- _Required work_
Look through the records that follow. Copy every line containing the word "title".

- _Entries supplied_
:::

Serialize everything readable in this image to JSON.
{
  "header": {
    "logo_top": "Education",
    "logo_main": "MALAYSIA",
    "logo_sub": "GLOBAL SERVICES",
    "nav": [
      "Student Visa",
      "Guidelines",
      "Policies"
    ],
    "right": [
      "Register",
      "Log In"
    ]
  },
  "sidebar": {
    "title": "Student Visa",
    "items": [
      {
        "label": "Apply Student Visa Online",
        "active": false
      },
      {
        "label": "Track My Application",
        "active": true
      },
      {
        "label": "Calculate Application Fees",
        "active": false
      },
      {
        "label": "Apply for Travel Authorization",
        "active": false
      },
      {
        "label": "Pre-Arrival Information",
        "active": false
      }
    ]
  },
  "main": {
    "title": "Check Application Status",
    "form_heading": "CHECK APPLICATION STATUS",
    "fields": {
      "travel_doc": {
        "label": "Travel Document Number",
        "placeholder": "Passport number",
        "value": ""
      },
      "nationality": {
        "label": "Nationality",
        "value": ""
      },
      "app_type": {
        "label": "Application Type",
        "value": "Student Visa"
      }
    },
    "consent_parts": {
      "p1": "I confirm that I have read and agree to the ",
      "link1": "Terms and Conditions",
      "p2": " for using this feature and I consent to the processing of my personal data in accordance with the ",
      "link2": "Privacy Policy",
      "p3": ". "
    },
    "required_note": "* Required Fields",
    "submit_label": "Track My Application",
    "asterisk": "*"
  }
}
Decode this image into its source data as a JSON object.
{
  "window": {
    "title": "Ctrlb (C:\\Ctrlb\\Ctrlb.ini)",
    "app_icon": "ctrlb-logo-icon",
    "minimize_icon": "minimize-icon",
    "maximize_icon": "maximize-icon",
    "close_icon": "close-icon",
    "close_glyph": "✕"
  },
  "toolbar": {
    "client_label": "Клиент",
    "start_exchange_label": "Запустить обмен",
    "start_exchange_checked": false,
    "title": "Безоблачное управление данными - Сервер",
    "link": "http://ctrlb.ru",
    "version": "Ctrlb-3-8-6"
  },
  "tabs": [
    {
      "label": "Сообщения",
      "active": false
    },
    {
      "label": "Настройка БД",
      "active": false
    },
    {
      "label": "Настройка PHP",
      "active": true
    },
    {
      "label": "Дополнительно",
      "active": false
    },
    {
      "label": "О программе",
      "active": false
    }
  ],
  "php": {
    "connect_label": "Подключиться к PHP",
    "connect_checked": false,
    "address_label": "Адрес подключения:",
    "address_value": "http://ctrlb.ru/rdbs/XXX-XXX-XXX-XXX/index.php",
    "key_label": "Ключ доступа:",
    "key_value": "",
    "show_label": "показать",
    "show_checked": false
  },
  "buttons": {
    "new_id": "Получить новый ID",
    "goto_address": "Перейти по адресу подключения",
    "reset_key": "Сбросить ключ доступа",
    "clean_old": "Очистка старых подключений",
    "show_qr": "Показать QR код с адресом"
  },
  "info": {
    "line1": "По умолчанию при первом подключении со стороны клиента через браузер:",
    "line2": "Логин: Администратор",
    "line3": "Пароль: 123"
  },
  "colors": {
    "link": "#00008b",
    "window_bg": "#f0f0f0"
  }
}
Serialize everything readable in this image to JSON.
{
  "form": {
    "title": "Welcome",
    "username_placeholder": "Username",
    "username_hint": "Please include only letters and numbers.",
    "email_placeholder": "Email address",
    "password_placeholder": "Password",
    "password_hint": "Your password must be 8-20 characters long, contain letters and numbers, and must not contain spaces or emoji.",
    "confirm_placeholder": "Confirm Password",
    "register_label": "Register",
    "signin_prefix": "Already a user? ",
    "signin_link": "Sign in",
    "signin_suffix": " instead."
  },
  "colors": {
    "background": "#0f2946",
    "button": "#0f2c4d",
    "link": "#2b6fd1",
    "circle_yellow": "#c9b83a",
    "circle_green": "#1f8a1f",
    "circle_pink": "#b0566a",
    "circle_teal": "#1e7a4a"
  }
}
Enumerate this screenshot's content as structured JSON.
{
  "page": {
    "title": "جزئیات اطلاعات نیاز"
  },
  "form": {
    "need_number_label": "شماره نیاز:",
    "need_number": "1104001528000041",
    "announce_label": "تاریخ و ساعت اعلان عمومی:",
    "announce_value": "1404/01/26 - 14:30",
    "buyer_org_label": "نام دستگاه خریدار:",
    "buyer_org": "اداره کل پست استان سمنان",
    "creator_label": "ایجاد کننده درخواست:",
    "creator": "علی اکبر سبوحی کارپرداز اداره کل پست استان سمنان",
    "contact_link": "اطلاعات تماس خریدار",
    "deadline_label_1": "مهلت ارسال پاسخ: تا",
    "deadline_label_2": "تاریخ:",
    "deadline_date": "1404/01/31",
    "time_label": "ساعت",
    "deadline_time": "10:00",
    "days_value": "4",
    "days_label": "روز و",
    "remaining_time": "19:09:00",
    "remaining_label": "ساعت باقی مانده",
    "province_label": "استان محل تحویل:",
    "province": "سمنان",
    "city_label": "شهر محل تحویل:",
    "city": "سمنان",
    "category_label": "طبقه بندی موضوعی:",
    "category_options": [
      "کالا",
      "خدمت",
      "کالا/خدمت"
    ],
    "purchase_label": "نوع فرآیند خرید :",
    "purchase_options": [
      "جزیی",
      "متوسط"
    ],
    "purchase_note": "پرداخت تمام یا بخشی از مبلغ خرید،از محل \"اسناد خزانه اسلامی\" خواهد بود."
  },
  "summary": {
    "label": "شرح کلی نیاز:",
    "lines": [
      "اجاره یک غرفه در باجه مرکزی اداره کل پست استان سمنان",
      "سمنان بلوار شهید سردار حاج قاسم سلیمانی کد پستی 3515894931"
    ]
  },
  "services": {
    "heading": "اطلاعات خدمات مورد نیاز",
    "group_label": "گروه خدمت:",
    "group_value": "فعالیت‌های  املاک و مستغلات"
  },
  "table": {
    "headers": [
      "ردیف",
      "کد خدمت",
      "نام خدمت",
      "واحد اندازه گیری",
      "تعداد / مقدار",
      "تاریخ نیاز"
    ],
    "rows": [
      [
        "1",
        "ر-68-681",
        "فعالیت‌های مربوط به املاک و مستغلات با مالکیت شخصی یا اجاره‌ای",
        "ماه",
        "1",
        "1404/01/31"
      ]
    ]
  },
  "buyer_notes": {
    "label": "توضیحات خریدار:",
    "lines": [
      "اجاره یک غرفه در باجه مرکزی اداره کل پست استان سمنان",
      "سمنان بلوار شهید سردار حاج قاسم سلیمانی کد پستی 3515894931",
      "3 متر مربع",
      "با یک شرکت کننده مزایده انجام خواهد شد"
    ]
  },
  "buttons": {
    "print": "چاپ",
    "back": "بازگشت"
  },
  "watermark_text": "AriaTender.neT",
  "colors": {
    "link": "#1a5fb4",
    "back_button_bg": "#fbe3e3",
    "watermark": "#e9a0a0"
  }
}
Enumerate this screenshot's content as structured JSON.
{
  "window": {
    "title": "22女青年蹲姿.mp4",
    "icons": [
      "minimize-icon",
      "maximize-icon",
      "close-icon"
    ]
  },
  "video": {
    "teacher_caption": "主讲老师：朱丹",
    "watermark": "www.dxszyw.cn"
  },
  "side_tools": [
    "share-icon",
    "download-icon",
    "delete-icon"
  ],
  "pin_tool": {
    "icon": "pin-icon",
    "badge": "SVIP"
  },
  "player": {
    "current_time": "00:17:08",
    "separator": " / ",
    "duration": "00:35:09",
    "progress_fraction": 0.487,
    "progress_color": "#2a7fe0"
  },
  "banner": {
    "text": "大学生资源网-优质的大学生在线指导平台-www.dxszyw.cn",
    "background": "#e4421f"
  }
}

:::

- _Result for this task_
    "title": "Student Visa",
    "title": "Check Application Status",
    "title": "Ctrlb (C:\\Ctrlb\\Ctrlb.ini)",
    "title": "Безоблачное управление данными - Сервер",
    "title": "Welcome",
    "title": "جزئیات اطلاعات نیاز"
    "title": "22女青年蹲姿.mp4",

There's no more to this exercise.